┌──

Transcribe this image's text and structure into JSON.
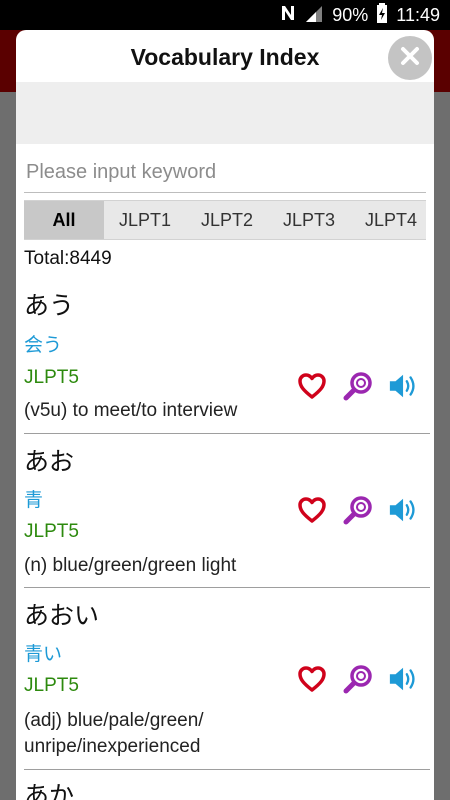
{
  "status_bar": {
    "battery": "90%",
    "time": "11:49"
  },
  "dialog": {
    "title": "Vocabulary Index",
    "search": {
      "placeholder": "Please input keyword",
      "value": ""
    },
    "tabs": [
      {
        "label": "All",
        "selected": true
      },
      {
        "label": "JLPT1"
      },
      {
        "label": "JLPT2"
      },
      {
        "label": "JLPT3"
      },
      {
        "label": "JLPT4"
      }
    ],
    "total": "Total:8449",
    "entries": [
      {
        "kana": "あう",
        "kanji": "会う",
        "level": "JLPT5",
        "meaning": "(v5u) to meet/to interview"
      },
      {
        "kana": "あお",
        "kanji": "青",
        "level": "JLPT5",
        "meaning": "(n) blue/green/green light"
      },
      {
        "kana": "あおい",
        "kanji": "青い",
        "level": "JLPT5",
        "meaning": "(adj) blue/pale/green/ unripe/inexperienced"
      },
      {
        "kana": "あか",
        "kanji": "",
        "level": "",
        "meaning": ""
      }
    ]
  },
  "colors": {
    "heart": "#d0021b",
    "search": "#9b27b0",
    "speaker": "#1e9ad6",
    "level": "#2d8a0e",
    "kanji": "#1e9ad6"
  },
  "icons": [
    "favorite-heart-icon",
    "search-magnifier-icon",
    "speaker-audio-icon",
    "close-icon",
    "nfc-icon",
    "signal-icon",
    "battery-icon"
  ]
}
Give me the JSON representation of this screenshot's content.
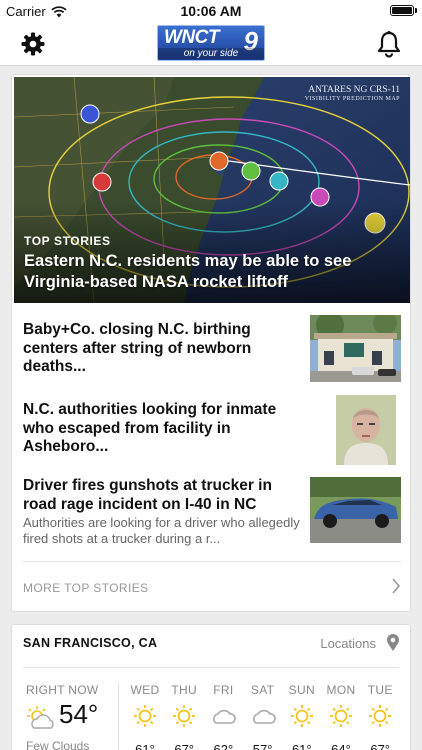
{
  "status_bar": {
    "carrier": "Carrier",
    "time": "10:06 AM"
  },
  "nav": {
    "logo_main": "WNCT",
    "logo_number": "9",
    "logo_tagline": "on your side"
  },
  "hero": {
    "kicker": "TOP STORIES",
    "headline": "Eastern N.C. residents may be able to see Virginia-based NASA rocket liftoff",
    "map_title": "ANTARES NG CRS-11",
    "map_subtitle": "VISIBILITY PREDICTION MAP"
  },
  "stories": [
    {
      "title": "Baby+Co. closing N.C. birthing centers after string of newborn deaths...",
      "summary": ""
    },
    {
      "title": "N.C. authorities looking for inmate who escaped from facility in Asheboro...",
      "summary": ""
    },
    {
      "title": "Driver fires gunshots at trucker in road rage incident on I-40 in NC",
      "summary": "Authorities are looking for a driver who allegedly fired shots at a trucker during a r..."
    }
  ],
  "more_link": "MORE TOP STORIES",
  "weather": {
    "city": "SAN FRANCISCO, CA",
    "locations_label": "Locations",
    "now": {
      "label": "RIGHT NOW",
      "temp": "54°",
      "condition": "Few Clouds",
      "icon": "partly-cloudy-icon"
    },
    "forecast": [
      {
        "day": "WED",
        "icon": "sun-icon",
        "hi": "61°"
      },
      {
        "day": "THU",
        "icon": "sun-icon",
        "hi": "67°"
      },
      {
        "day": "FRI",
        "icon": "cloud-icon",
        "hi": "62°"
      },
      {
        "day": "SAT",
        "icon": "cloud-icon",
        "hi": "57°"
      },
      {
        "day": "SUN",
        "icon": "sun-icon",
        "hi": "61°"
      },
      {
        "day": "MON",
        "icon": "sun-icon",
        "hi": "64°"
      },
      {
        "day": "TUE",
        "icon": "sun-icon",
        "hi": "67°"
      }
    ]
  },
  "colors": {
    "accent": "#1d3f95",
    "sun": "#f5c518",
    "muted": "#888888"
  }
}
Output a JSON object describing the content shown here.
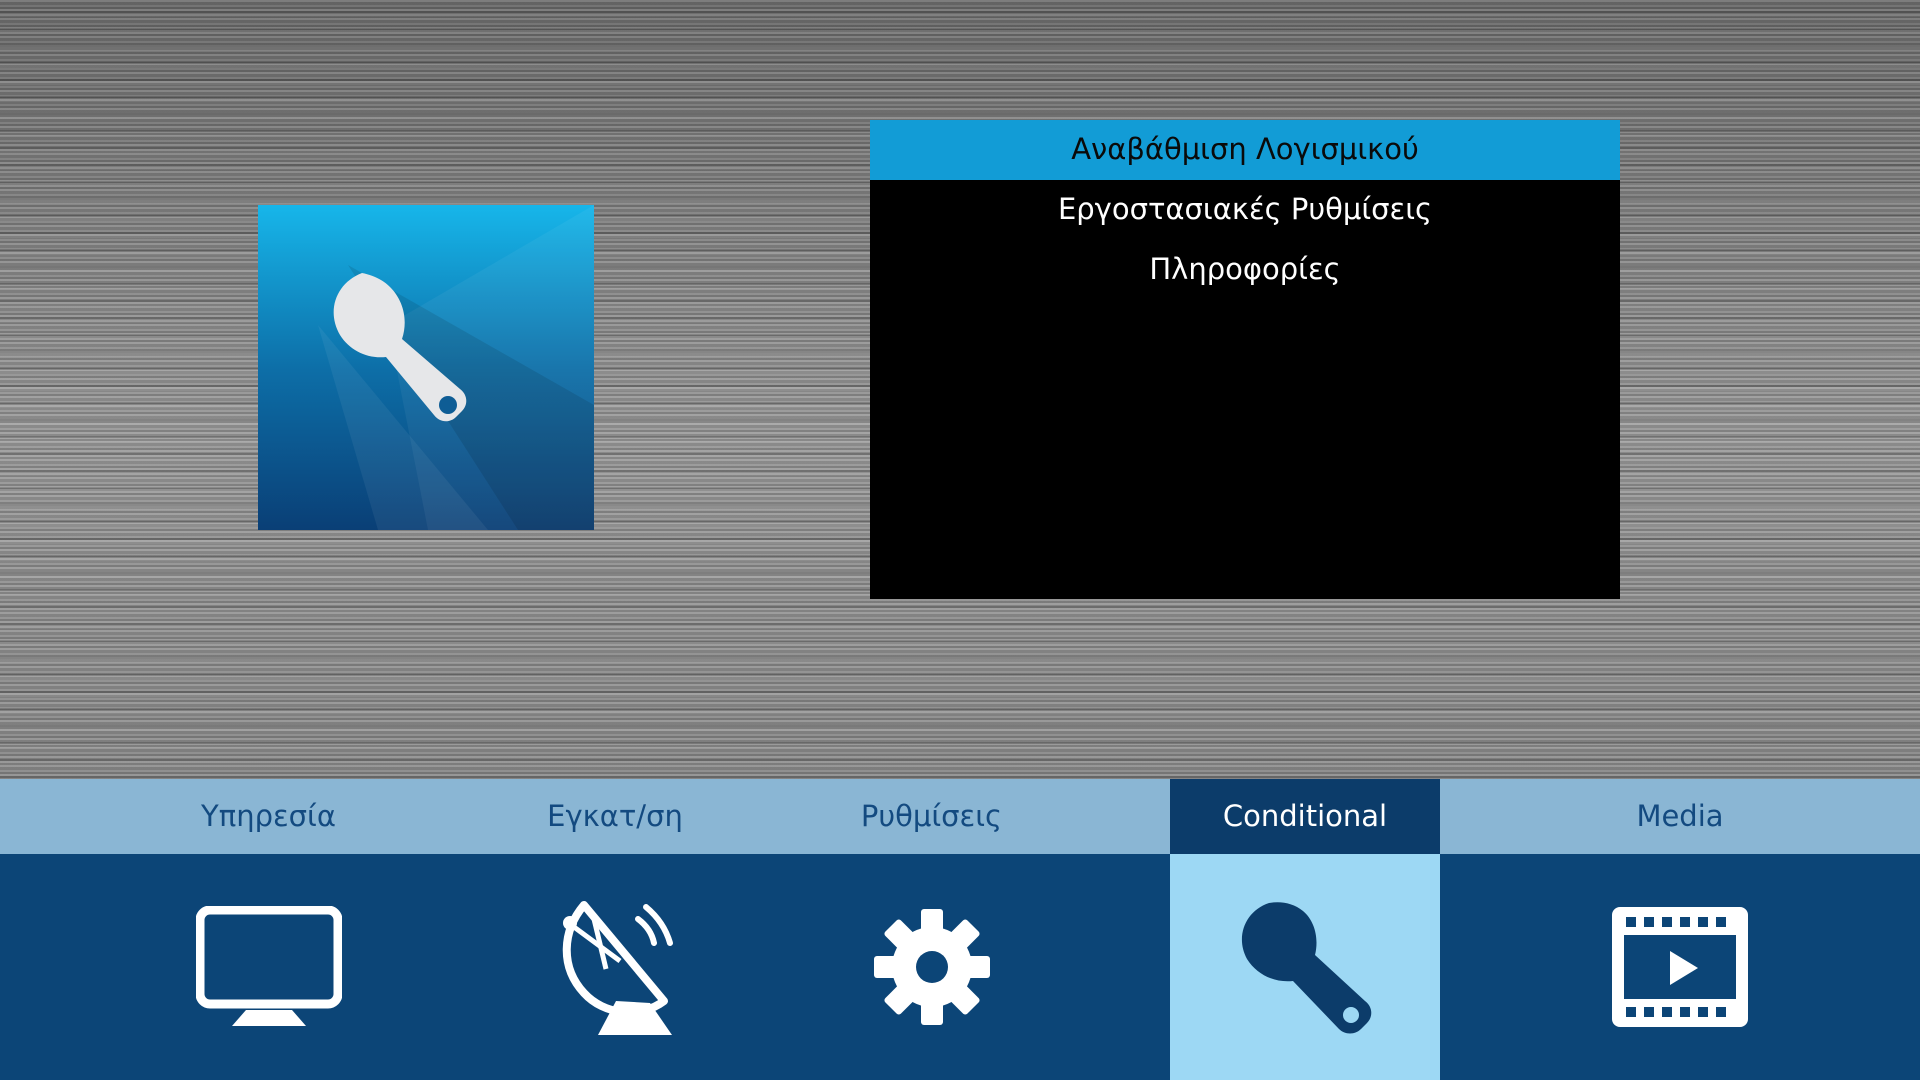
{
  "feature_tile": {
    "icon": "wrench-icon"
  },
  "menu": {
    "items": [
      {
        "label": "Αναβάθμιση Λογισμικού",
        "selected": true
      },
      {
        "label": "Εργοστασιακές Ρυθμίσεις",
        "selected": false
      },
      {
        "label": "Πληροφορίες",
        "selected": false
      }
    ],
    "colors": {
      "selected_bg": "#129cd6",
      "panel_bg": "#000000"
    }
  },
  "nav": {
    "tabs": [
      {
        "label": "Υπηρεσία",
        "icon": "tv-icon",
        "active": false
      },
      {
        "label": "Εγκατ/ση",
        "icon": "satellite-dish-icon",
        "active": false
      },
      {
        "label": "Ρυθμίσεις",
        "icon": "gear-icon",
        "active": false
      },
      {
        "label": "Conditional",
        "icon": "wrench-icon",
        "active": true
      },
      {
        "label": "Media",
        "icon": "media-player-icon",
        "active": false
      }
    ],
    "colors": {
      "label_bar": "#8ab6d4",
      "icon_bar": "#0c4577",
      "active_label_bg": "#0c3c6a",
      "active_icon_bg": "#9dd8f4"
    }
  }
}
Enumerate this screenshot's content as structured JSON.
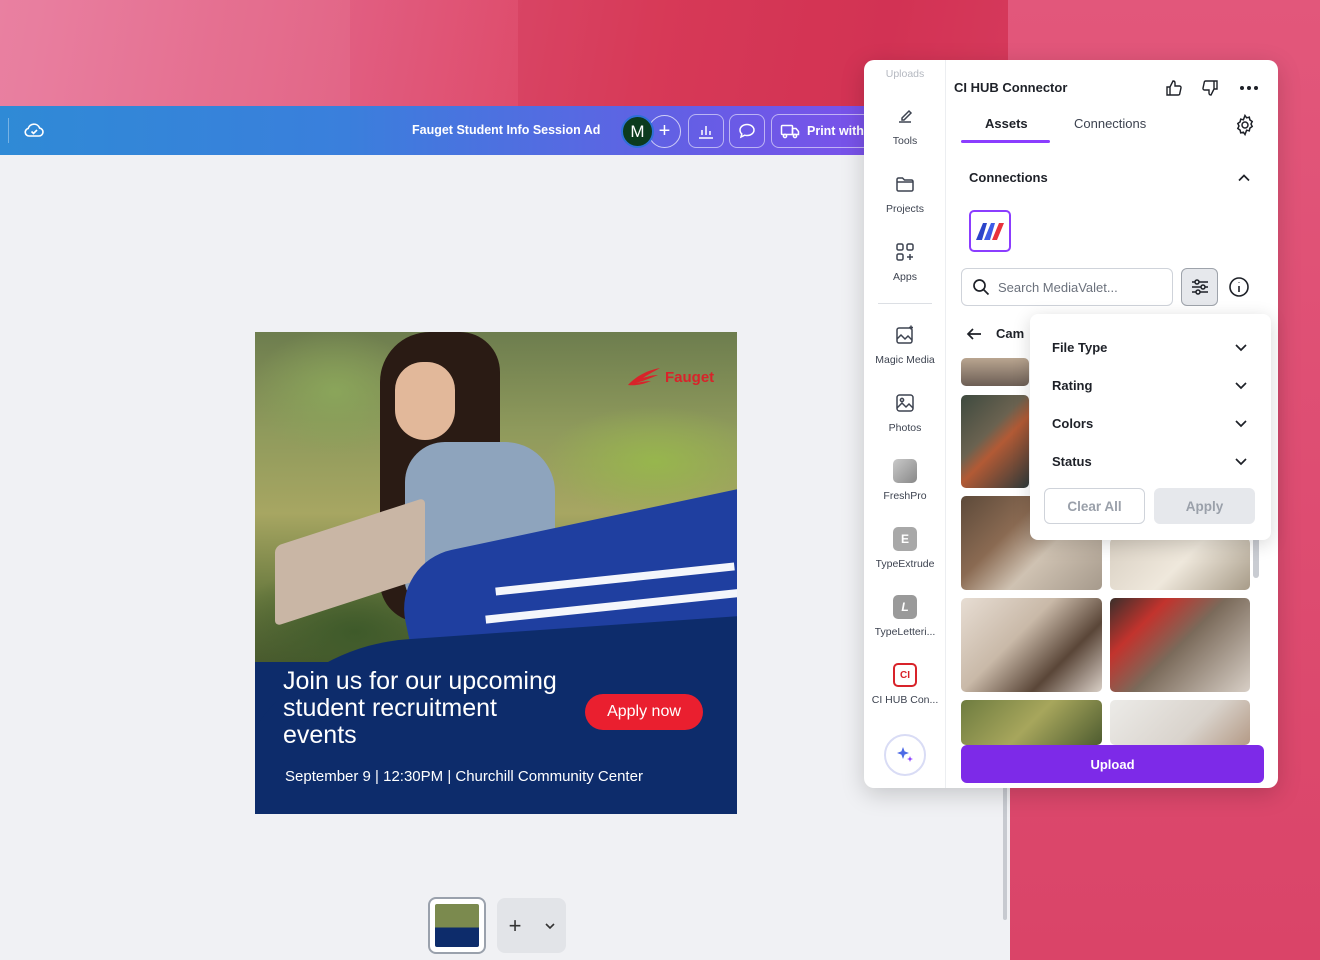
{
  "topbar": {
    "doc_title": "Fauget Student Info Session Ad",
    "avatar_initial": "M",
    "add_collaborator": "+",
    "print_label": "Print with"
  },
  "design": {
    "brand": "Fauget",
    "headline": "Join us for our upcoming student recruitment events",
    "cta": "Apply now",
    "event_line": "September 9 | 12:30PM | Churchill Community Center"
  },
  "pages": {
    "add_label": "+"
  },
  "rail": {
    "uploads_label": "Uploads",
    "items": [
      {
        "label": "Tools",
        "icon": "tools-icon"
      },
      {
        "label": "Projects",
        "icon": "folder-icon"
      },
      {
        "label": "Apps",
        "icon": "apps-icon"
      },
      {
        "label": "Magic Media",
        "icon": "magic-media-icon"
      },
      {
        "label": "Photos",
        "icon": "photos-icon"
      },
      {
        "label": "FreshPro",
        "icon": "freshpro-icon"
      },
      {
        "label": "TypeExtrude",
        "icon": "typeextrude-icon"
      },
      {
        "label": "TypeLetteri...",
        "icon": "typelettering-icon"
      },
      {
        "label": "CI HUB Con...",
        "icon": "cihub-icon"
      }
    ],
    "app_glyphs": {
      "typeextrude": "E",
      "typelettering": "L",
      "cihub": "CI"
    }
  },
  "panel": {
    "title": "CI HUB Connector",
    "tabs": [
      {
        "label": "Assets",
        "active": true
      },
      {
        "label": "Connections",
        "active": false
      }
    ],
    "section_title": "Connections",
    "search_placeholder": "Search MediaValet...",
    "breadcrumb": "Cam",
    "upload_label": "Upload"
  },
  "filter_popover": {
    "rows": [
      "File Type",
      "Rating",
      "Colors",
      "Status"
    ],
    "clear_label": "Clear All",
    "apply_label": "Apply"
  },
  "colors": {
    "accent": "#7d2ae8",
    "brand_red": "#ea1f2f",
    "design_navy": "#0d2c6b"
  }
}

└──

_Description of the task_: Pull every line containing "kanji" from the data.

_Answer to the exercise_:
        "kanji": "会う",
        "kanji": "青",
        "kanji": "青い",
        "kanji": "",
    "kanji": "#1e9ad6"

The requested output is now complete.